“When you ask creative people how they did something, they feel a little guilty because they didn’t really do it, they just saw something. It seemed obvious to them after a while. That’s because they were able to connect experiences they’ve had and synthesize new things.” -Steve Jobs 
I am a person who likes to look for connections. I’ve done it all my life. Wherever I’m at, I like to pause, look around, pick out individual items, and then ask myself, “Okay, what do I really know about that thing?” And often, I know nothing at all.
It becomes a game to learn something fascinating about an object everyone else is ignoring: telephone poles, the red fiberglass cast on the arm of that woman going into the restaurant, a traffic camera thirty feet up on the top of a light pole, two trees side-by-side in the spring weather but one is in full bloom and the other hasn’t even budded yet.
I think we should be marveling at things like this more than we are. I want to teach people to marvel more at the stuff that surrounds them. In the United States, where I live and where we have such a high standard of living, we have grown complacent and entitled. We feel we “deserve” access to the innovations that surround us, and I don’t know that we do.
I think people need to appreciate more how things came to be, why they are the way that they are, how hard our predecessors worked to give us what we enjoy now, and that it didn’t happen by accident. If we first seek to understand, we will then be able to improve what we see and touch and interact with every day. This new information that we will acquire won’t just be interesting factoids that litter our brains. Eventually, the things we know and understand will cross-pollinate and help us craft innovations that will improve the world for later generations.
I want to get better at this, and I want to share what I’m learning with you. It is the reason I pursued a career in Data Science and teaching. I am insanely curious and I want to inspire others to become more curious and then to marvel at what they learn because it makes life so much more fascinating. Join me on my journey, and let’s marvel together.
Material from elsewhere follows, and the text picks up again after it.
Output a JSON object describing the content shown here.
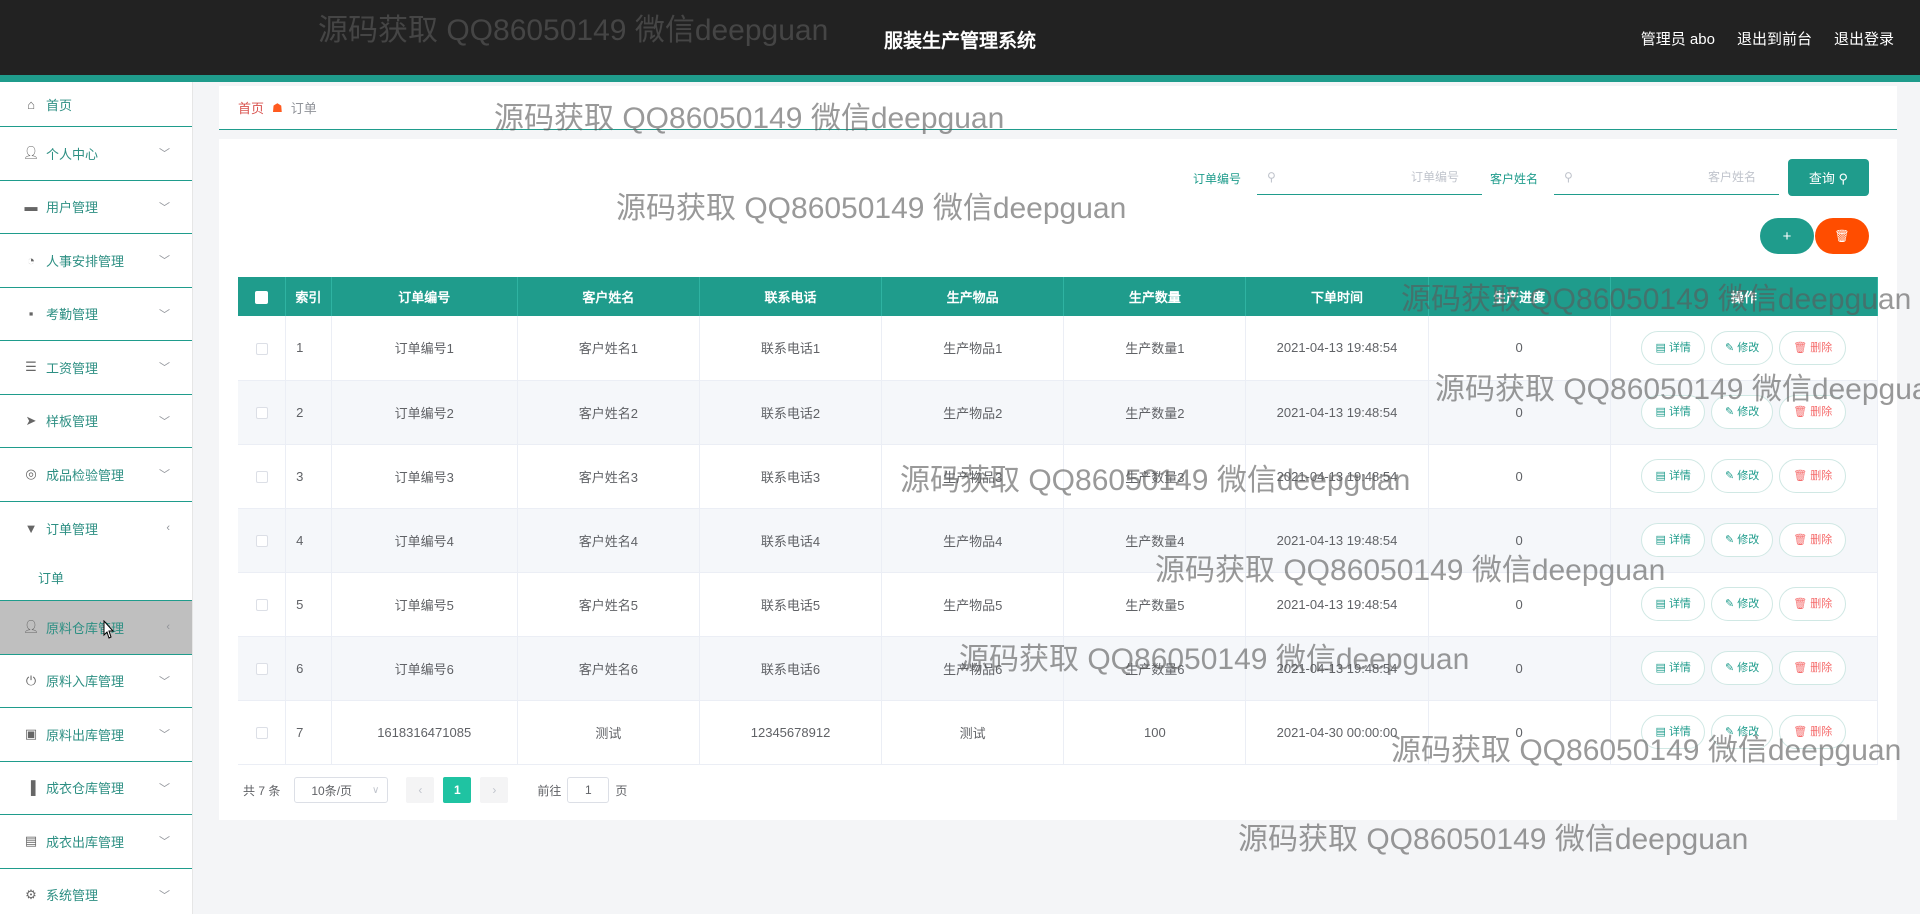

I’m not a Stee Jobs fanboy or anything, but this is also a must-see clip if you haven’t come across it already: